## How to complete this task
Your answer should consist only of the lines from the line containing "Enumerate this screenshot's" through the last line below, each repeated exactly.

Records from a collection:
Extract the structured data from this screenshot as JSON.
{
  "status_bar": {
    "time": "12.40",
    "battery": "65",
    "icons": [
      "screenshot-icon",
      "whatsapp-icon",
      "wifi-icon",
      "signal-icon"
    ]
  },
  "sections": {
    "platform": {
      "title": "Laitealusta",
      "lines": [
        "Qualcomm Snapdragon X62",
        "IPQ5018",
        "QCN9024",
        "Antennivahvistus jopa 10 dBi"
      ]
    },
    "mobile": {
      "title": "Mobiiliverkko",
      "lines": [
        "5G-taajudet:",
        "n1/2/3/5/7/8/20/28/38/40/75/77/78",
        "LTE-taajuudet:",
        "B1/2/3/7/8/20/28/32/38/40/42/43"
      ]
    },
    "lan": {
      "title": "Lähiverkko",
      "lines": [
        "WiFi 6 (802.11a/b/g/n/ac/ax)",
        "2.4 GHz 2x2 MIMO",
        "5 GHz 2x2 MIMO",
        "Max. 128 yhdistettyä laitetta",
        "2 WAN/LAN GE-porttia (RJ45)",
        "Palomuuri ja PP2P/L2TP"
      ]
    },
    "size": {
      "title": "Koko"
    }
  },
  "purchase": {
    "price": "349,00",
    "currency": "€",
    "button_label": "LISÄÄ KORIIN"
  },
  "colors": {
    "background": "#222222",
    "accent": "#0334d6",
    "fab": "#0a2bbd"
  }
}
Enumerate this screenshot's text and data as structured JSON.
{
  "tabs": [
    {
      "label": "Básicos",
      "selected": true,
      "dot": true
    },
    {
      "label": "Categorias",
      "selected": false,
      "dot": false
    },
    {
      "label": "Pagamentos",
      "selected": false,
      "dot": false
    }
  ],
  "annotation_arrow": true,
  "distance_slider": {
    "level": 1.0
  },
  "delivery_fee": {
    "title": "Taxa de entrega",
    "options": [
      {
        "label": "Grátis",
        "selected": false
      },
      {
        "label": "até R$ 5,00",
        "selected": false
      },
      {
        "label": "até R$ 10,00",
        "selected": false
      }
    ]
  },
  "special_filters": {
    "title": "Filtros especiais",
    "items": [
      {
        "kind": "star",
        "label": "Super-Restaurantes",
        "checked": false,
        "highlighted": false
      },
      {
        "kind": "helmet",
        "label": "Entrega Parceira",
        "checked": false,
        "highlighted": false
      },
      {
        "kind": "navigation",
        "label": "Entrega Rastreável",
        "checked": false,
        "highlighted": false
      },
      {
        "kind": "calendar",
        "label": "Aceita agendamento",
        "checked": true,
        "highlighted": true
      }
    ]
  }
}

## Exercise solution
Enumerate this screenshot's text and data as structured JSON.
{
  "tabs": [
    {
      "label": "Básicos",
      "selected": true,
      "dot": true
    },
    {
      "label": "Categorias",
      "selected": false,
      "dot": false
    },
    {
      "label": "Pagamentos",
      "selected": false,
      "dot": false
    }
  ],
  "annotation_arrow": true,
  "distance_slider": {
    "level": 1.0
  },
  "delivery_fee": {
    "title": "Taxa de entrega",
    "options": [
      {
        "label": "Grátis",
        "selected": false
      },
      {
        "label": "até R$ 5,00",
        "selected": false
      },
      {
        "label": "até R$ 10,00",
        "selected": false
      }
    ]
  },
  "special_filters": {
    "title": "Filtros especiais",
    "items": [
      {
        "kind": "star",
        "label": "Super-Restaurantes",
        "checked": false,
        "highlighted": false
      },
      {
        "kind": "helmet",
        "label": "Entrega Parceira",
        "checked": false,
        "highlighted": false
      },
      {
        "kind": "navigation",
        "label": "Entrega Rastreável",
        "checked": false,
        "highlighted": false
      },
      {
        "kind": "calendar",
        "label": "Aceita agendamento",
        "checked": true,
        "highlighted": true
      }
    ]
  }
}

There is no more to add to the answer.